Program: Department of Linguistics
Dissertation Status: Completed
Degree Date: 2014

Author: Kristopher Ebarb

Dissertation Title: Tone and Variation in Idakho and Other Luhya Varieties

Dissertation URL: http://pqdtopen.proquest.com/pubnum/3640905.html

Linguistic Field(s): Historical Linguistics
                            Morphology
                            Phonology

Subject Language(s): Luidakho-Luisukha-Lutirichi (ida)
Language Family(ies): Luyia

Dissertation Director:
Robert Botne
Stuart M Davis
Kenneth de Jong
Michael R. Marlo
Samuel Gyasi Obeng

Dissertation Abstract:

Bantu languages commonly signal tense, aspect, mood, polarity, and clause-type distinctions with tonal as well as segmental cues.
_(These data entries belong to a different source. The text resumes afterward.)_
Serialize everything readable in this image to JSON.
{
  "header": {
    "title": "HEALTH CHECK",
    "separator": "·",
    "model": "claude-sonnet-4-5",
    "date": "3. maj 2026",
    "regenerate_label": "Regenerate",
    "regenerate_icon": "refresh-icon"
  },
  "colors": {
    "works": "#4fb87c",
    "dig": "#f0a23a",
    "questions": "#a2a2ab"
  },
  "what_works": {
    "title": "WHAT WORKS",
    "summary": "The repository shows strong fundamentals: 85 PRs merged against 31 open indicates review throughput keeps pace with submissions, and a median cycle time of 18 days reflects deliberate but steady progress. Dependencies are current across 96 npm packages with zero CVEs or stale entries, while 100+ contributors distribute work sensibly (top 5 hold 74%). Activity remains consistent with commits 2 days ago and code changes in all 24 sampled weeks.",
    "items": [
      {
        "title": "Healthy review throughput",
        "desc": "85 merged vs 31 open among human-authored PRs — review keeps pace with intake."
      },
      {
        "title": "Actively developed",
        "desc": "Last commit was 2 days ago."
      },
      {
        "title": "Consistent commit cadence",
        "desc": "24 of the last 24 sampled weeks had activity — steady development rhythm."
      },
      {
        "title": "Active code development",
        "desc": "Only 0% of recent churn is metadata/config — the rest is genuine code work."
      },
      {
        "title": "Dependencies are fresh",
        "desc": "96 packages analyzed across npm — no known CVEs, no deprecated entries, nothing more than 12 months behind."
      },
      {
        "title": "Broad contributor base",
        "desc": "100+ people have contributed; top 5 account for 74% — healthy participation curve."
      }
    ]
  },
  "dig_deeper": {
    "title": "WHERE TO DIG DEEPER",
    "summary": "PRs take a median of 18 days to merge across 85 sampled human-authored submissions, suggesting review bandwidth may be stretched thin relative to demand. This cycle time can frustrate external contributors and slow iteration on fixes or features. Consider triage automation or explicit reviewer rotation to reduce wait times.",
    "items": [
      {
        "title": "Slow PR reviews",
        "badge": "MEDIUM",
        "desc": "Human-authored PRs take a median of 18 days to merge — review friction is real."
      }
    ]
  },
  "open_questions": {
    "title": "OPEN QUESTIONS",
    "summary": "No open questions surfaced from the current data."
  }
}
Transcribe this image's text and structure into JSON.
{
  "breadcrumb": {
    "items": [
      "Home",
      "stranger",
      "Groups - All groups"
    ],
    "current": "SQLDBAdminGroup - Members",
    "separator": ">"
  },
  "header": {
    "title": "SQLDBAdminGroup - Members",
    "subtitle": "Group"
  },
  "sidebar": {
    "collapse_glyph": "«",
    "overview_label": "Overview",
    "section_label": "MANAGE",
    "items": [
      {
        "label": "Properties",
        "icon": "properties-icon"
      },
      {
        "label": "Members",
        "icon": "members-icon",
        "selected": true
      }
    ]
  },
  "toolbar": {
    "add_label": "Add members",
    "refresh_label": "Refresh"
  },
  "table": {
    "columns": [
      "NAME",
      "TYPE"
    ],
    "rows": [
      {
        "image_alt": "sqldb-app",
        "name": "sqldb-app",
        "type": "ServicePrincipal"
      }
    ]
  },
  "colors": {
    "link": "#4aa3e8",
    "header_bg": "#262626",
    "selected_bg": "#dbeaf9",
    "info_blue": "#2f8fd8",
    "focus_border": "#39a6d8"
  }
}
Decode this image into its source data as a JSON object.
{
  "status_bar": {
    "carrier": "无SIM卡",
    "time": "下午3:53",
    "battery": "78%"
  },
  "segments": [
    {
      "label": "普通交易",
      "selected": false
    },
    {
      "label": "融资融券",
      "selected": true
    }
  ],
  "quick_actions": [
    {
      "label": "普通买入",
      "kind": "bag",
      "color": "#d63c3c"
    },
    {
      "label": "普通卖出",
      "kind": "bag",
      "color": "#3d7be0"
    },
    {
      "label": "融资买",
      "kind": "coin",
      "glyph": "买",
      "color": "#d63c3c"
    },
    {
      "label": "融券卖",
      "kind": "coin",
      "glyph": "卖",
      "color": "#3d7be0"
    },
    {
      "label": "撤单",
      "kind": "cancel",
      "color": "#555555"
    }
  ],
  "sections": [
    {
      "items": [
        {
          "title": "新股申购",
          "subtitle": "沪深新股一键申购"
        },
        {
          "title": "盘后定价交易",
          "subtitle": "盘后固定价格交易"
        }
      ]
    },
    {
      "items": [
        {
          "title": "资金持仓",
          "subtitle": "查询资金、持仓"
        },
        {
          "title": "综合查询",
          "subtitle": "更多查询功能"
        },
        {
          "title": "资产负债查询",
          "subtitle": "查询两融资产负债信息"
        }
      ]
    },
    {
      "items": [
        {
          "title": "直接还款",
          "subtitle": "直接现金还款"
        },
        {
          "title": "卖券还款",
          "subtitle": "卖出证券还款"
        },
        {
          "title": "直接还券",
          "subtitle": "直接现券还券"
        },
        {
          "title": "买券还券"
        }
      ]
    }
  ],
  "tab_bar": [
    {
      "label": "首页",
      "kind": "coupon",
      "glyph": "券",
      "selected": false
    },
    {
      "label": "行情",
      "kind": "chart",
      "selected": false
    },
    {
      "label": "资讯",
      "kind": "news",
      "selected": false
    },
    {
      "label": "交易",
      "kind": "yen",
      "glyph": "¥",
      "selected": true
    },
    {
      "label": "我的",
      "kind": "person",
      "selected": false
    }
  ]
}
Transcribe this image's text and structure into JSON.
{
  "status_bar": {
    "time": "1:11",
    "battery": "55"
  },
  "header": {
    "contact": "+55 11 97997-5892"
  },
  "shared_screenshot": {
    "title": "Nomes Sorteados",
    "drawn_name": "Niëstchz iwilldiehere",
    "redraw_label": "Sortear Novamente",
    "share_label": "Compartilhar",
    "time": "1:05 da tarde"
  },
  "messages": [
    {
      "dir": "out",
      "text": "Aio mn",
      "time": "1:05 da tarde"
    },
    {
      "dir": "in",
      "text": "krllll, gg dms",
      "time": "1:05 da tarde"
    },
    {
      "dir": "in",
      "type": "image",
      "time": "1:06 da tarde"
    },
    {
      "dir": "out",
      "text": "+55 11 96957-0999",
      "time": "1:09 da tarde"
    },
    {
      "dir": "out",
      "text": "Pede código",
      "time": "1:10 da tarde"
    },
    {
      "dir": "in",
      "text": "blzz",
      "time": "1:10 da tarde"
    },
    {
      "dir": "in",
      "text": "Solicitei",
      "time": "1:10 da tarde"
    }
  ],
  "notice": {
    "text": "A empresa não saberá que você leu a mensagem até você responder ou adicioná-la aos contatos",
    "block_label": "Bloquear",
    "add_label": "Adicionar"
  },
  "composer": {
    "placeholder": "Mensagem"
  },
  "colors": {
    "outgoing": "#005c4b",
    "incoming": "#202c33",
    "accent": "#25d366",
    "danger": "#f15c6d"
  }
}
The inflectional tonal melodies on verbs may be viewed as underlyingly floating H tones (henceforth `melodic Hs') contributed by the morpho-syntax that are assigned by rule to different positions within the verb. Along with a small set of construction specific tonal adjustment rules, the number and position of melodic Hs distinguish one tonal melody from another.
The present dissertation makes two contributions to the study of the special role that tone plays in Bantu verbal morpho-syntax. First, it contributes extensive novel documentation of the verbal tone system of Idakho: a variety of the Luhya cluster of Bantu languages spoken near Lake Victoria in western Kenya and eastern Uganda. Second, I show how aspects of the Idakho system and that of other Luhya varieties like it have contributed to the development of rich diversity within the verbal tone systems of Luhya.
Part I comprises the descriptive component of the dissertation and emphasizes the impact of several factors known to influence verb tone in Bantu. Because many language consultants contributed to the project, the dissertation makes note of variation within and across speakers of Idakho. In Part II, I demonstrate the role that a preference for prosodically well-cued morphological boundaries has played in two striking tonal developments within the Luhya macrolanguage: the loss of a lexical tonal contrast reconstructed to Proto-Bantu and the introduction of tonal melodies in constructions for which there is no historical precedence for tonal inflection.



Page Updated: 21-Nov-2014